* _GOAL OF THE EXERCISE_:
Without copying any picture, return all lines below exactly.

════

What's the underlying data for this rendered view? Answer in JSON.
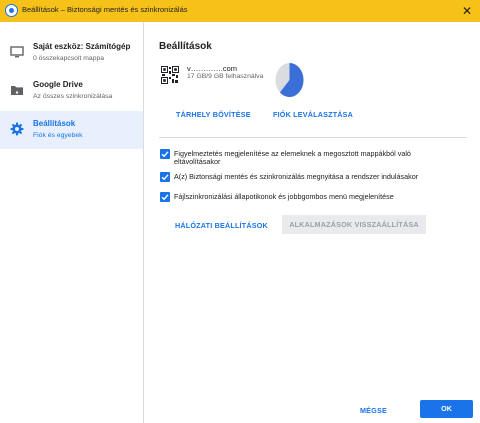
{
  "window": {
    "title": "Beállítások – Biztonsági mentés és szinkronizálás",
    "close_glyph": "✕"
  },
  "sidebar": {
    "items": [
      {
        "title": "Saját eszköz: Számítógép",
        "subtitle": "0 összekapcsolt mappa",
        "icon": "monitor-icon",
        "active": false
      },
      {
        "title": "Google Drive",
        "subtitle": "Az összes szinkronizálása",
        "icon": "drive-folder-icon",
        "active": false
      },
      {
        "title": "Beállítások",
        "subtitle": "Fiók és egyebek",
        "icon": "gear-icon",
        "active": true
      }
    ]
  },
  "settings": {
    "title": "Beállítások",
    "account": {
      "email": "v………….com",
      "storage": "17 GB/9 GB felhasználva",
      "storage_used_fraction": 0.62
    },
    "links": {
      "upgrade_storage": "TÁRHELY BŐVÍTÉSE",
      "disconnect_account": "FIÓK LEVÁLASZTÁSA"
    },
    "options": [
      {
        "label": "Figyelmeztetés megjelenítése az elemeknek a megosztott mappákból való eltávolításakor",
        "checked": true
      },
      {
        "label": "A(z) Biztonsági mentés és szinkronizálás megnyitása a rendszer indulásakor",
        "checked": true
      },
      {
        "label": "Fájlszinkronizálási állapotikonok és jobbgombos menü megjelenítése",
        "checked": true
      }
    ],
    "network_settings": "HÁLÓZATI BEÁLLÍTÁSOK",
    "reset_apps": "ALKALMAZÁSOK VISSZAÁLLÍTÁSA"
  },
  "footer": {
    "cancel": "MÉGSE",
    "ok": "OK"
  },
  "colors": {
    "titlebar": "#f6c118",
    "accent": "#1a73e8",
    "active_nav_bg": "#e8f0fe"
  }
}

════

* _EXERCISE OUTPUT_:
What's the underlying data for this rendered view? Answer in JSON.
{
  "window": {
    "title": "Beállítások – Biztonsági mentés és szinkronizálás",
    "close_glyph": "✕"
  },
  "sidebar": {
    "items": [
      {
        "title": "Saját eszköz: Számítógép",
        "subtitle": "0 összekapcsolt mappa",
        "icon": "monitor-icon",
        "active": false
      },
      {
        "title": "Google Drive",
        "subtitle": "Az összes szinkronizálása",
        "icon": "drive-folder-icon",
        "active": false
      },
      {
        "title": "Beállítások",
        "subtitle": "Fiók és egyebek",
        "icon": "gear-icon",
        "active": true
      }
    ]
  },
  "settings": {
    "title": "Beállítások",
    "account": {
      "email": "v………….com",
      "storage": "17 GB/9 GB felhasználva",
      "storage_used_fraction": 0.62
    },
    "links": {
      "upgrade_storage": "TÁRHELY BŐVÍTÉSE",
      "disconnect_account": "FIÓK LEVÁLASZTÁSA"
    },
    "options": [
      {
        "label": "Figyelmeztetés megjelenítése az elemeknek a megosztott mappákból való eltávolításakor",
        "checked": true
      },
      {
        "label": "A(z) Biztonsági mentés és szinkronizálás megnyitása a rendszer indulásakor",
        "checked": true
      },
      {
        "label": "Fájlszinkronizálási állapotikonok és jobbgombos menü megjelenítése",
        "checked": true
      }
    ],
    "network_settings": "HÁLÓZATI BEÁLLÍTÁSOK",
    "reset_apps": "ALKALMAZÁSOK VISSZAÁLLÍTÁSA"
  },
  "footer": {
    "cancel": "MÉGSE",
    "ok": "OK"
  },
  "colors": {
    "titlebar": "#f6c118",
    "accent": "#1a73e8",
    "active_nav_bg": "#e8f0fe"
  }
}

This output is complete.